Video: Local Politicians, Police Experiment With Drugs
All over the country, local and state politicians are working with their police departments to find more effective ways to bust drugged drivers under the influence of marijuana. One counter-intuitive bill in Illinois would crack down on drugged driving by both decriminalizing marijuana and raising the threshold police use to bust stoned drivers.
Police who suspect that a driver is under the influence of marijuana often have no effective roadside test equivalent to the breathalyzer. Police can test for the presence of marijuana metabolites in a suspect’s system, but the data is often inconclusive. For comparison, police say it would be like a breathalyzer test that could only determine if a driver had used alcohol sometime in the past month, not whether they were currently alcohol impaired.
Illinois House Bill 218 would decriminalize possession of up to 15 grams of marijuana and replace a zero tolerance drug testing standard with a more effective test. Under the proposed legislation, any driver found to have 15 nanograms or more of THC (a marijuana metabolite) per milliliter of blood would test positive for marijuana impairment.
But critics say that’s too lenient on drugged drivers. Both Colorado and Washington, where recreational marijuana is legal, have a standard of five nanograms. Colorado just recently legalized pot, and police there say it’s led to high rates of high drivers. In 2007, about 7% of drivers in fatal Colorado car crashes had marijuana in their system, but police say that number has more than doubled since then.
Colorado police and traffic lawyers still agree that drunk drivers are a bigger threat to public safety. In 2011, 161 people died in fatal drunk driving crashes.
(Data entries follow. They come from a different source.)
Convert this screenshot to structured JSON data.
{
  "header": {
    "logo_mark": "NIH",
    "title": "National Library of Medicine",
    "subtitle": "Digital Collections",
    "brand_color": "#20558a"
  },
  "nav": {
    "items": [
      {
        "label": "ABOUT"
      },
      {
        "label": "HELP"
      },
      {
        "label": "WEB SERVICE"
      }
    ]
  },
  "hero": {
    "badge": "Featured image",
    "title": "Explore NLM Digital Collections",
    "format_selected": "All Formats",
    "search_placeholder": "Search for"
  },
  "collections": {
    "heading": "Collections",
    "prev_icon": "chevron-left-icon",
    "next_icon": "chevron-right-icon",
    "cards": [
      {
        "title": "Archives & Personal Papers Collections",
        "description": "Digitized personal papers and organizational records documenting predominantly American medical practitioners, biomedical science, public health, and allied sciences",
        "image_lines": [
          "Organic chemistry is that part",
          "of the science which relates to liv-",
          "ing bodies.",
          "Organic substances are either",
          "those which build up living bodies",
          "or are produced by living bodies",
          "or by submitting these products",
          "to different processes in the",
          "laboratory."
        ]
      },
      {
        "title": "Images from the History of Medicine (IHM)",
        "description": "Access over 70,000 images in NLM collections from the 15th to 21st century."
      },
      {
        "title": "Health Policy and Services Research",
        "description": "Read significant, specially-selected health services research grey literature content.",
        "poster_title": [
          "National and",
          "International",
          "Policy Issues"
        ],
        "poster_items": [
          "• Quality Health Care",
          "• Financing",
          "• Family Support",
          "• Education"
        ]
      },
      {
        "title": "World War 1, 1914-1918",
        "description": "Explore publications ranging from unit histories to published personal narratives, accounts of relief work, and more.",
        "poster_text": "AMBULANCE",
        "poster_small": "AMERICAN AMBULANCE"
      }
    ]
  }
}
But while drugged driving fatalities are on the rise, the state has seen a 45% reduction in fatal drunk driving accidents. Police in the Evergreen state also estimate that 10% of the drivers they stop are alcohol impaired, much higher than the number of drugged drivers they pull over.
Politicians and law enforcement agencies in states like Colorado and Illinois are working together to increase public awareness about the dangers of driving after using marijuana. In Colorado, a series of public service announcements have hit the airwaves this summer warning viewers about the consequences of stoned driving.
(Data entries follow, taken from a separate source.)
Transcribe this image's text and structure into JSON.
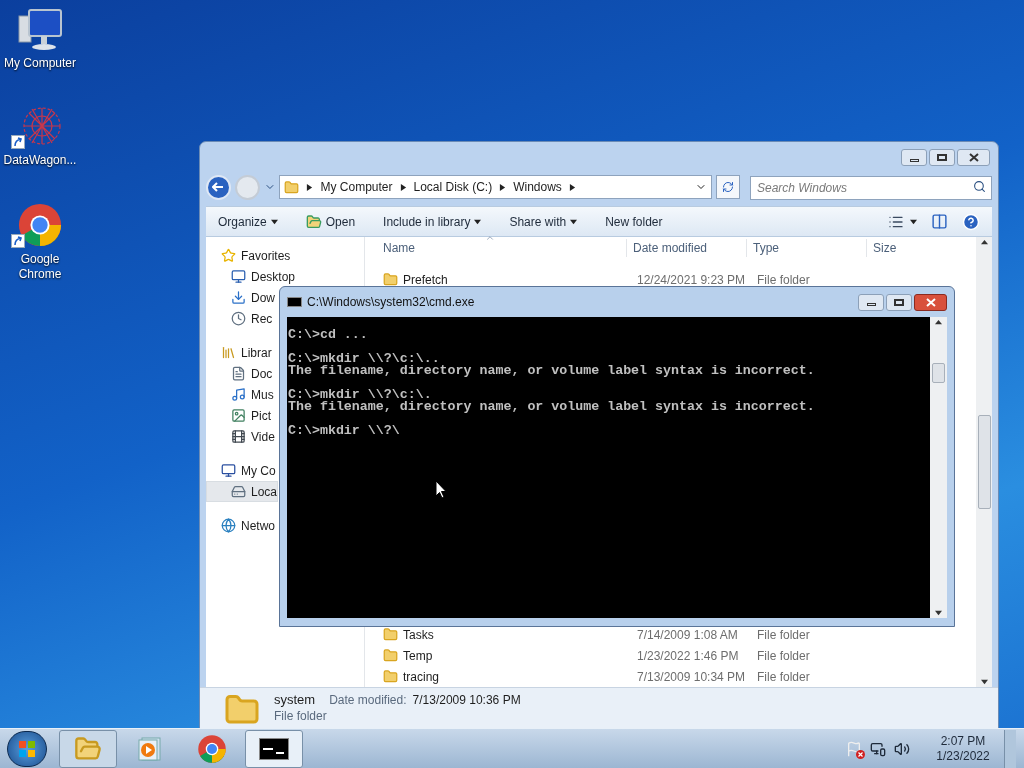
{
  "desktop_icons": [
    {
      "kind": "computer",
      "label": "My Computer",
      "shortcut": false
    },
    {
      "kind": "web",
      "label": "DataWagon...",
      "shortcut": true
    },
    {
      "kind": "chrome",
      "label": "Google Chrome",
      "shortcut": true
    }
  ],
  "explorer": {
    "breadcrumbs": [
      "My Computer",
      "Local Disk (C:)",
      "Windows"
    ],
    "search": {
      "placeholder": "Search Windows"
    },
    "toolbar": [
      {
        "kind": "menu",
        "label": "Organize"
      },
      {
        "kind": "open",
        "label": "Open"
      },
      {
        "kind": "menu",
        "label": "Include in library"
      },
      {
        "kind": "menu",
        "label": "Share with"
      },
      {
        "kind": "plain",
        "label": "New folder"
      }
    ],
    "sidebar": [
      {
        "kind": "star",
        "label": "Favorites",
        "selected": false,
        "children": [
          {
            "kind": "desktop",
            "label": "Desktop",
            "selected": false
          },
          {
            "kind": "downloads",
            "label": "Dow",
            "selected": false
          },
          {
            "kind": "recent",
            "label": "Rec",
            "selected": false
          }
        ]
      },
      {
        "kind": "library",
        "label": "Librar",
        "selected": false,
        "children": [
          {
            "kind": "document",
            "label": "Doc",
            "selected": false
          },
          {
            "kind": "music",
            "label": "Mus",
            "selected": false
          },
          {
            "kind": "picture",
            "label": "Pict",
            "selected": false
          },
          {
            "kind": "video",
            "label": "Vide",
            "selected": false
          }
        ]
      },
      {
        "kind": "computer",
        "label": "My Co",
        "selected": false,
        "children": [
          {
            "kind": "disk",
            "label": "Loca",
            "selected": true
          }
        ]
      },
      {
        "kind": "network",
        "label": "Netwo",
        "selected": false
      }
    ],
    "columns": [
      "Name",
      "Date modified",
      "Type",
      "Size"
    ],
    "rows_top": [
      {
        "name": "Prefetch",
        "date": "12/24/2021 9:23 PM",
        "type": "File folder"
      }
    ],
    "rows_bottom": [
      {
        "name": "Tasks",
        "date": "7/14/2009 1:08 AM",
        "type": "File folder"
      },
      {
        "name": "Temp",
        "date": "1/23/2022 1:46 PM",
        "type": "File folder"
      },
      {
        "name": "tracing",
        "date": "7/13/2009 10:34 PM",
        "type": "File folder"
      }
    ],
    "details": {
      "name": "system",
      "date_label": "Date modified:",
      "date": "7/13/2009 10:36 PM",
      "type": "File folder"
    }
  },
  "cmd": {
    "title": "C:\\Windows\\system32\\cmd.exe",
    "blocks": [
      [
        "C:\\>cd ..."
      ],
      [
        "C:\\>mkdir \\\\?\\c:\\..",
        "The filename, directory name, or volume label syntax is incorrect."
      ],
      [
        "C:\\>mkdir \\\\?\\c:\\.",
        "The filename, directory name, or volume label syntax is incorrect."
      ],
      [
        "C:\\>mkdir \\\\?\\"
      ]
    ]
  },
  "taskbar": {
    "items": [
      {
        "kind": "explorer",
        "running": true,
        "selected": false
      },
      {
        "kind": "media",
        "running": false,
        "selected": false
      },
      {
        "kind": "chrome",
        "running": false,
        "selected": false
      },
      {
        "kind": "console",
        "running": true,
        "selected": true
      }
    ],
    "time": "2:07 PM",
    "date": "1/23/2022"
  }
}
Like many such anti-drug PSA’s, the commercials have been called slightly hokey by viewers. But unlike previous educational efforts, these new “Drive High, Get a DUI” videos don’t actually discourage people from doing drugs, just driving after using them.
“Grilling high is now legal,” one ad says. “Driving to get the propane you forgot isn’t.”